Historical costume designers can work across a variety of fields and industries. These are among their most common employers:

  • Film Studios – Major and independent studios hire historical costume designers to create period-accurate costumes for movies, TV shows, and documentaries.
  • Television Networks and Production Companies – Networks and production companies producing historical dramas, documentaries, and mini-series employ designers to ensure period accuracy in costumes.
  • Theater Companies – Both large theater companies and smaller regional or community theaters employ historical costume designers for plays and musicals set in specific historical periods.
  • Museums and Historical Organizations – Museums, historical societies, and heritage sites hire these designers to create or restore costumes for exhibitions, displays, historical reenactments, living history events, and educational programs.
  • Educational Institutions – Universities, colleges, and fashion schools may employ historical costume designers as educators or researchers in costume and fashion history departments.
  • Cultural Institutions and Libraries – These institutions may hire historical costume designers to assist with special projects, exhibitions, or educational initiatives related to historical fashion.
  • Fashion Houses and Couture Designers – Some fashion designers and high-end fashion houses hire historical costume designers for special collections or fashion shows that draw inspiration from historical periods.
  • Costume Rental Companies – Companies that specialize in renting out costumes for productions, events, and parties may employ historical costume designers to create and maintain an inventory of period-accurate garments.
  • Freelance and Consultancy – Many historical costume designers work as freelancers or consultants, taking on projects for various clients, including individual productions, private collectors, or fashion projects.

The workplace of a historical costume designer can vary. Here’s a glimpse at some of the environments in which these designers typically find themselves:

  • Design Studios – Historical costume designers often work in design studios, which are equipped with drawing tables, computer-aided design (CAD) software, and ample space for creating sketches and patterns. These studios are the creative hub where initial designs and concepts are developed.
  • Workshops and Sewing Rooms – These spaces are equipped with sewing machines, cutting tables, mannequins, and a variety of fabrics and sewing tools.
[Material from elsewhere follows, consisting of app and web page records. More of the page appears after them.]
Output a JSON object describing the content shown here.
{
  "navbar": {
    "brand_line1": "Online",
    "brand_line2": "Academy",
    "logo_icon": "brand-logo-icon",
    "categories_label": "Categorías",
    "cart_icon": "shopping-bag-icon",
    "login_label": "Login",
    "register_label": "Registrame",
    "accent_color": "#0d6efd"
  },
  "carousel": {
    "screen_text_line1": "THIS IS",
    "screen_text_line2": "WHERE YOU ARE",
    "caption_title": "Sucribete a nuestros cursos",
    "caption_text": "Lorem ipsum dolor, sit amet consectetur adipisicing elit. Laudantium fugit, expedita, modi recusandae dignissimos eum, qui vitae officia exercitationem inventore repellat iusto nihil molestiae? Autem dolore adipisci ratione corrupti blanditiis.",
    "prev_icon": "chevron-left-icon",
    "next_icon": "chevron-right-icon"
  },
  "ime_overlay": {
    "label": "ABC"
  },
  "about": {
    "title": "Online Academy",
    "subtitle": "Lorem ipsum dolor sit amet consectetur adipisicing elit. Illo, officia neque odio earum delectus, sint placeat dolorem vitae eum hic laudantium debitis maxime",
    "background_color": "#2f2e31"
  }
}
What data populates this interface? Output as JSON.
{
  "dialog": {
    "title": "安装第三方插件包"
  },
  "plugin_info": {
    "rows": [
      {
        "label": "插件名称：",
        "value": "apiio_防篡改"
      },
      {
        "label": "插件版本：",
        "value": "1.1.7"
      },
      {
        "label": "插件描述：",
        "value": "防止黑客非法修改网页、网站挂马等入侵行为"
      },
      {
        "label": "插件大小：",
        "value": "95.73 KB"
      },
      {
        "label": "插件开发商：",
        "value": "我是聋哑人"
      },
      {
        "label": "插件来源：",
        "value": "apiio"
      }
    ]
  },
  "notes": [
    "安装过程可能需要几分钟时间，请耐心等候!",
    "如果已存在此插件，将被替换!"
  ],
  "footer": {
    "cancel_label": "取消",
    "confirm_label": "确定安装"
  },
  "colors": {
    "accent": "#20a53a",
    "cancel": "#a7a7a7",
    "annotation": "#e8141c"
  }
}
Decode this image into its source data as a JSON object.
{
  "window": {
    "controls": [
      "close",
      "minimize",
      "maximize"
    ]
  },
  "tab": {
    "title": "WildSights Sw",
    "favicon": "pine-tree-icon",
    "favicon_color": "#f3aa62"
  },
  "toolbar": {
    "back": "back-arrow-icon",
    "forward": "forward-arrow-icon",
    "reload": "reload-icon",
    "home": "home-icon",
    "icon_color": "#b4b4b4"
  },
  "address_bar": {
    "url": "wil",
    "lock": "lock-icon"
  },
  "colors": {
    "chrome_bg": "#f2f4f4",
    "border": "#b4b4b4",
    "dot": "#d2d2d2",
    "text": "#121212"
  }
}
Designers spend a significant amount of time here constructing garments, overseeing pattern making, and fitting costumes.
  • Research Libraries and Archives – Historical costume designers frequently visit libraries, archives, and museums to conduct research. These visits help them gather information on historical fashion, fabrics, and accessories, ensuring the accuracy of their designs.
  • Theaters and Film Sets – When working on theater productions or film projects, designers spend time on set or backstage, coordinating with directors, actors, and production teams.
  • Exhibition Spaces and Conservation Labs – For those involved in museum work, their workplace might include exhibition spaces and conservation labs, where they design displays or work on the restoration and preservation of historical garments.
  • Instructional Settings – Designers who teach or work in academic settings may have offices or studios within universities or fashion schools, equipped with the necessary tools and resources for both teaching and design work.
  • Freelance / Home Studios – Freelance historical costume designers often work from home studios, which are customized with all the necessary equipment for designing, sewing, and research.
  • Collaborative Workspaces – Designers often collaborate with other professionals such as tailors, seamstresses, and pattern makers, so their workplaces can include shared workshops and creative spaces where teamwork is essential.

Frequently Asked Questions

Historical Costume Designers are also known as:
Historical Wardrobe Designer Period Costume Designer